Component data from apps and pages
☆ ☆ ☆

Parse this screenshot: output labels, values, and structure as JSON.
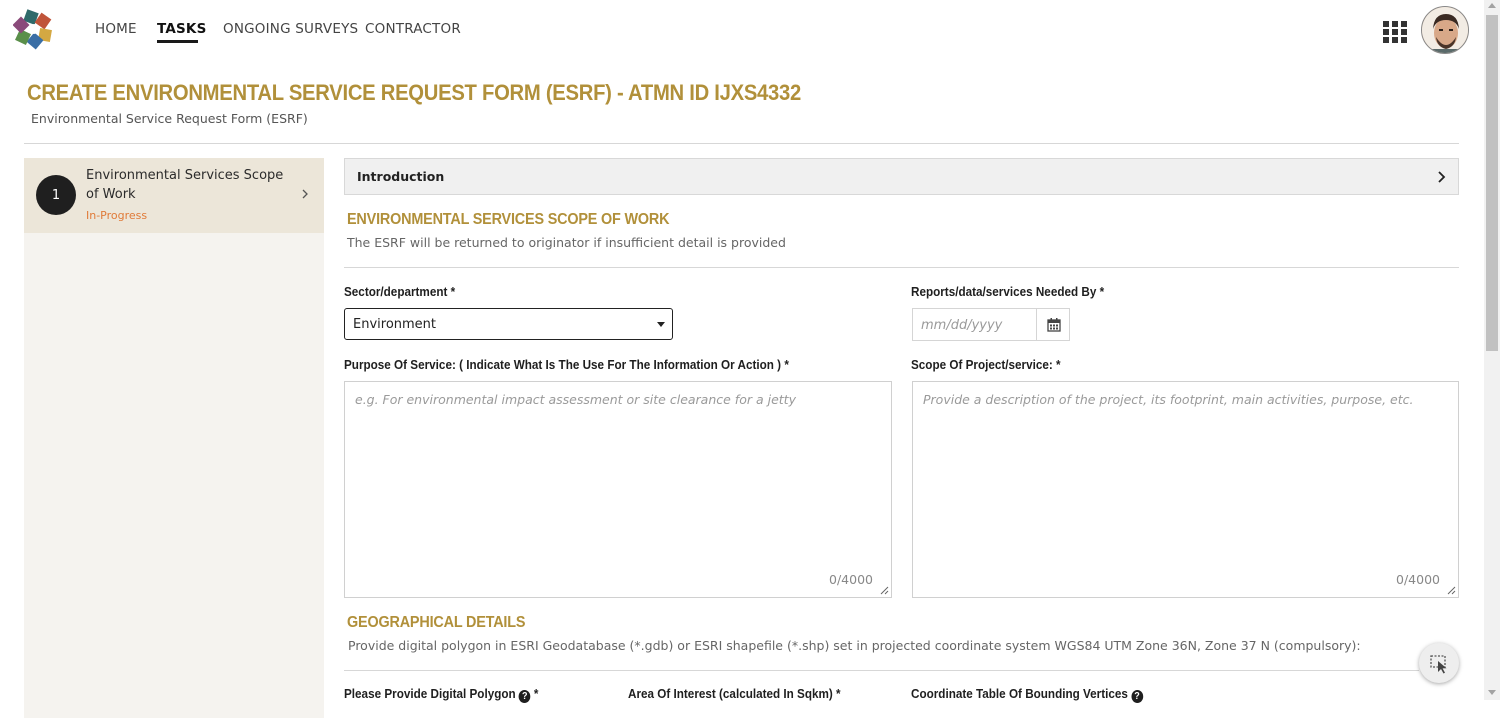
{
  "nav": {
    "items": [
      {
        "label": "HOME"
      },
      {
        "label": "TASKS",
        "active": true
      },
      {
        "label": "ONGOING SURVEYS"
      },
      {
        "label": "CONTRACTOR"
      }
    ],
    "icons": [
      "logo-icon",
      "apps-grid-icon",
      "avatar"
    ]
  },
  "page": {
    "title": "CREATE ENVIRONMENTAL SERVICE REQUEST FORM (ESRF) - ATMN ID IJXS4332",
    "subtitle": "Environmental Service Request Form (ESRF)"
  },
  "sidebar": {
    "steps": [
      {
        "number": "1",
        "title": "Environmental Services Scope of Work",
        "status": "In-Progress"
      }
    ]
  },
  "intro": {
    "label": "Introduction"
  },
  "scope_section": {
    "title": "ENVIRONMENTAL SERVICES SCOPE OF WORK",
    "desc": "The ESRF will be returned to originator if insufficient detail is provided"
  },
  "fields": {
    "sector": {
      "label": "Sector/department *",
      "value": "Environment"
    },
    "needed_by": {
      "label": "Reports/data/services Needed By *",
      "placeholder": "mm/dd/yyyy"
    },
    "purpose": {
      "label": "Purpose Of Service: ( Indicate What Is The Use For The Information Or Action ) *",
      "placeholder": "e.g. For environmental impact assessment or site clearance for a jetty",
      "count": "0/4000"
    },
    "scope": {
      "label": "Scope Of Project/service: *",
      "placeholder": "Provide a description of the project, its footprint, main activities, purpose, etc.",
      "count": "0/4000"
    }
  },
  "geo_section": {
    "title": "GEOGRAPHICAL DETAILS",
    "desc": "Provide digital polygon in ESRI Geodatabase (*.gdb) or ESRI shapefile (*.shp)  set in projected coordinate system WGS84 UTM Zone 36N, Zone 37 N (compulsory):"
  },
  "geo_fields": {
    "polygon": {
      "label": "Please Provide Digital Polygon",
      "suffix": "*"
    },
    "area": {
      "label": "Area Of Interest (calculated In Sqkm) *"
    },
    "coords": {
      "label": "Coordinate Table Of Bounding Vertices"
    }
  },
  "colors": {
    "accent": "#b1903a",
    "status": "#e07a38",
    "sidebar_bg": "#f5f3ef",
    "step_bg": "#ece6d9"
  }
}
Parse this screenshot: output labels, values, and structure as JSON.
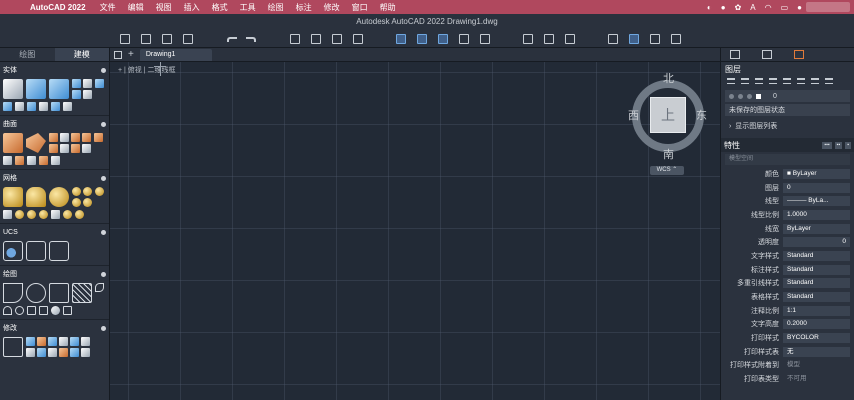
{
  "menubar": {
    "app_name": "AutoCAD 2022",
    "items": [
      "文件",
      "编辑",
      "视图",
      "插入",
      "格式",
      "工具",
      "绘图",
      "标注",
      "修改",
      "窗口",
      "帮助"
    ]
  },
  "window": {
    "title": "Autodesk AutoCAD 2022   Drawing1.dwg"
  },
  "left_panel": {
    "tabs": [
      "绘图",
      "建模"
    ],
    "active_tab": "建模",
    "sections": [
      "实体",
      "曲面",
      "网格",
      "UCS",
      "绘图",
      "修改"
    ]
  },
  "drawing": {
    "tab_label": "Drawing1",
    "view_label": "[-][俯视][二维线框]",
    "view_label_display": "+  | 俯视 | 二维线框"
  },
  "viewcube": {
    "face": "上",
    "north": "北",
    "south": "南",
    "east": "东",
    "west": "西",
    "wcs": "WCS ⌃"
  },
  "right_panel": {
    "layers_title": "图层",
    "layer_value": "0",
    "layer_state": "未保存的图层状态",
    "show_layer_list": "显示图层列表",
    "properties_title": "特性",
    "properties_select": "模型空间",
    "properties": [
      {
        "label": "颜色",
        "value": "■ ByLayer"
      },
      {
        "label": "图层",
        "value": "0"
      },
      {
        "label": "线型",
        "value": "——— ByLa..."
      },
      {
        "label": "线型比例",
        "value": "1.0000"
      },
      {
        "label": "线宽",
        "value": "ByLayer"
      },
      {
        "label": "透明度",
        "value": "0"
      },
      {
        "label": "文字样式",
        "value": "Standard"
      },
      {
        "label": "标注样式",
        "value": "Standard"
      },
      {
        "label": "多重引线样式",
        "value": "Standard"
      },
      {
        "label": "表格样式",
        "value": "Standard"
      },
      {
        "label": "注释比例",
        "value": "1:1"
      },
      {
        "label": "文字高度",
        "value": "0.2000"
      },
      {
        "label": "打印样式",
        "value": "BYCOLOR"
      },
      {
        "label": "打印样式表",
        "value": "无"
      },
      {
        "label": "打印样式附着到",
        "value": "模型"
      },
      {
        "label": "打印表类型",
        "value": "不可用"
      }
    ]
  }
}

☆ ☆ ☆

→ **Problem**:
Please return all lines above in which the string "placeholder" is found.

→ **Your solution**:
      "placeholder": "mm/dd/yyyy"
      "placeholder": "e.g. For environmental impact assessment or site clearance for a jetty",
      "placeholder": "Provide a description of the project, its footprint, main activities, purpose, etc.",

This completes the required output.